Lawn Care Made Easier
American lawns range from golf course spectacular to weed infested, bare patch ugly. And lawn care treatment ranges from chemical assault, to doing nothing, to organic purist.
You can have a better lawn, without constantly attending to its needs and without spending a fortune. While many of us coddle our ornamental plantings and our vegetable gardens, some of us almost ignore our lawn's basic needs. Grass plants, like all plants, need food, water, and air … and they need a hospitable growing environment.
Food for Your Lawn
Your lawn may survive without any added food; but, it probably will not thrive, and may not be healthy. Indeed grass will grow in sidewalk cracks and on the prairie without any special care; but, turf grass needs some care. You should feed your lawn approximately every six weeks, preferably with a balanced, slow-release fertilizer. Organic lawn fertilizer is ideal, but some "chemical" fertilizers will provide good nutrition in the form of both the basic N-P-K (Nitrogen, Phosphorus, Potassium) and some trace elements and minerals.
The N-P-K numbers on a bag of fertilizer indicate the percentage of the three key elements, by weight. Lawn fertilizer labeled as 10-5-10 has 10% Nitrogen, 5% Phosphorus, and 10% Potassium. The remainder of the weight is usually inert carrier material.
Nitrogen helps plants produce more chlorophyll, so they grow quicker and taller and develop a darker green color. Phosphorus assists root development and Potassium boosts disease resistance and helps with drought protection.
Like people, lawns are healthier when they're fed smaller meals with increased frequency, vs. a big feast in the spring. Indeed, the application of too much Nitrogen at any one time can "burn" and lawn and destroy grass plants.
Water for Your Lawn
Generally speaking, most lawns require about one inch of water (or rainfall) per week. During particularly dry periods, you may need to water your lawn just to keep it green and healthy. When lawns are allowed to stay very dry for long periods of time, they'll turn brown and go dormant until there's enough water to grow new grass plants from the root system.
One of the best ways to prevent your lawn from turning brown is to water it before it's too late. Two inexpensive investments can pay big dividends for lawn care - an accurate and easy-to-read rain gauge, and an effective sprinkler can take the guess work, and the drudgery, out of caring for your lawn. Unless you have a postage stamp size lawn, you simply can't water it effectively with a hand-held garden hose.
Air for Your Lawn
Grass plants thrive in healthy soil; and, healthy soil needs air. If your lawn has earthworms, you probably have healthy soil with good air circulation. Over time, most lawns become compacted because of foot traffic or riding mower traffic.
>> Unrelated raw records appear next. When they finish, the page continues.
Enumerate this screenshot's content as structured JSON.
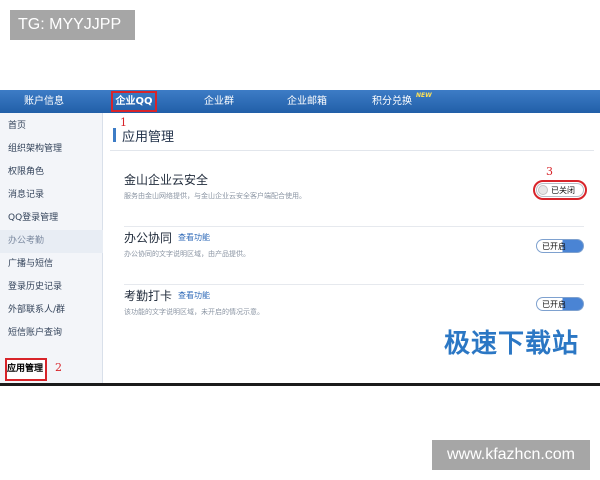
{
  "watermark_top": "TG: MYYJJPP",
  "watermark_bottom": "www.kfazhcn.com",
  "topnav": {
    "items": [
      "账户信息",
      "企业QQ",
      "企业群",
      "企业邮箱",
      "积分兑换"
    ],
    "new_badge": "NEW"
  },
  "sidebar": {
    "items": [
      "首页",
      "组织架构管理",
      "权限角色",
      "消息记录",
      "QQ登录管理",
      "办公考勤",
      "广播与短信",
      "登录历史记录",
      "外部联系人/群",
      "短信账户查询",
      "应用管理"
    ]
  },
  "annotations": [
    "1",
    "2",
    "3"
  ],
  "main": {
    "title": "应用管理",
    "apps": [
      {
        "name": "金山企业云安全",
        "link": "",
        "desc": "服务由金山网络提供，与金山企业云安全客户端配合使用。",
        "status": "已关闭"
      },
      {
        "name": "办公协同",
        "link": "查看功能",
        "desc": "办公协同的文字说明区域，由产品提供。",
        "status": "已开启"
      },
      {
        "name": "考勤打卡",
        "link": "查看功能",
        "desc": "该功能的文字说明区域，未开启的情况示意。",
        "status": "已开启"
      }
    ],
    "logo": "极速下载站"
  },
  "colors": {
    "accent": "#2f6ab8",
    "highlight": "#d8242a",
    "nav": "#2a68b0"
  }
}
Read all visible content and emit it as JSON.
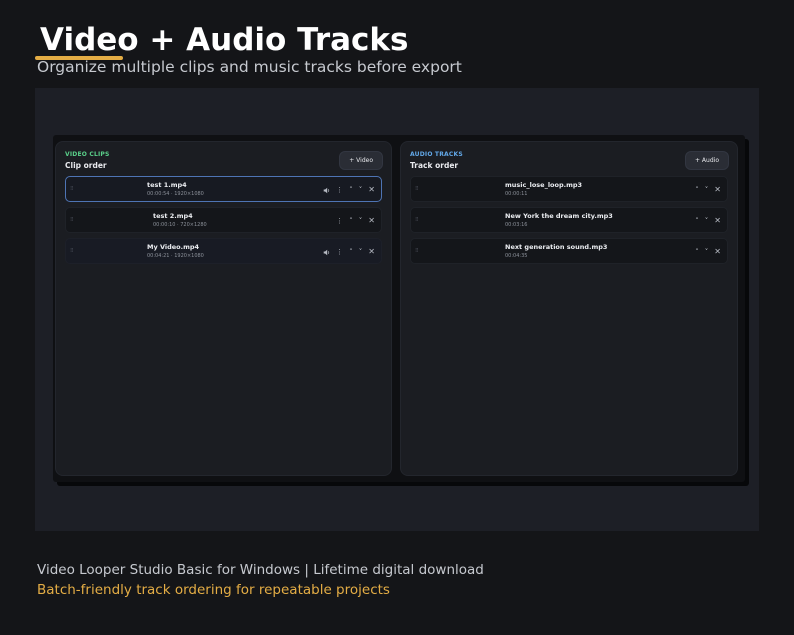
{
  "hero": {
    "title": "Video + Audio Tracks",
    "subtitle": "Organize multiple clips and music tracks before export"
  },
  "video_panel": {
    "eyebrow": "VIDEO CLIPS",
    "title": "Clip order",
    "add_label": "+ Video",
    "clips": [
      {
        "name": "test 1.mp4",
        "meta": "00:00:54 · 1920×1080",
        "has_audio": true,
        "selected": true
      },
      {
        "name": "test 2.mp4",
        "meta": "00:00:10 · 720×1280",
        "has_audio": false,
        "selected": false
      },
      {
        "name": "My Video.mp4",
        "meta": "00:04:21 · 1920×1080",
        "has_audio": true,
        "selected": false
      }
    ]
  },
  "audio_panel": {
    "eyebrow": "AUDIO TRACKS",
    "title": "Track order",
    "add_label": "+ Audio",
    "tracks": [
      {
        "name": "music_lose_loop.mp3",
        "meta": "00:00:11"
      },
      {
        "name": "New York the dream city.mp3",
        "meta": "00:03:16"
      },
      {
        "name": "Next generation sound.mp3",
        "meta": "00:04:35"
      }
    ]
  },
  "icons": {
    "grip": "drag-handle-icon",
    "speaker": "speaker-icon",
    "more": "more-vertical-icon",
    "up": "chevron-up-icon",
    "down": "chevron-down-icon",
    "remove": "close-icon"
  },
  "footer": {
    "line1": "Video Looper Studio Basic for Windows  |  Lifetime digital download",
    "line2": "Batch-friendly track ordering for repeatable projects"
  },
  "colors": {
    "accent_gold": "#e4ad45",
    "video_label": "#5ad08a",
    "audio_label": "#62a8e8",
    "selected_border": "#4e74b4"
  }
}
If your lawn is seriously compacted, consider aerating it, or having it aerated by a lawn care service. Moderate compaction, in cool season grasses, can be treated with the Mantis Aerator attachment.
Serious thatch build-up will also rob your lawn's soil of much needed air circulation, not to mention precluding water and nutrients from reaching the grass roots. If you have thatch build-up, dethatch your lawn with the Mantis Dethatcher attachment; it's easy to use, and will really improve your lawn's health and appearance.
Summer is a time of high stress for lawns. The increased heat and occasional dry spells will make it hard for your lawn to continue to look its best.
Avoid allowing your lawn to get too dry too quickly. And, avoid repeated foot traffic in the same locations when the lawn is stressed. A stressed lawn is significantly less tolerable to people standing or walking in the same area repeatedly.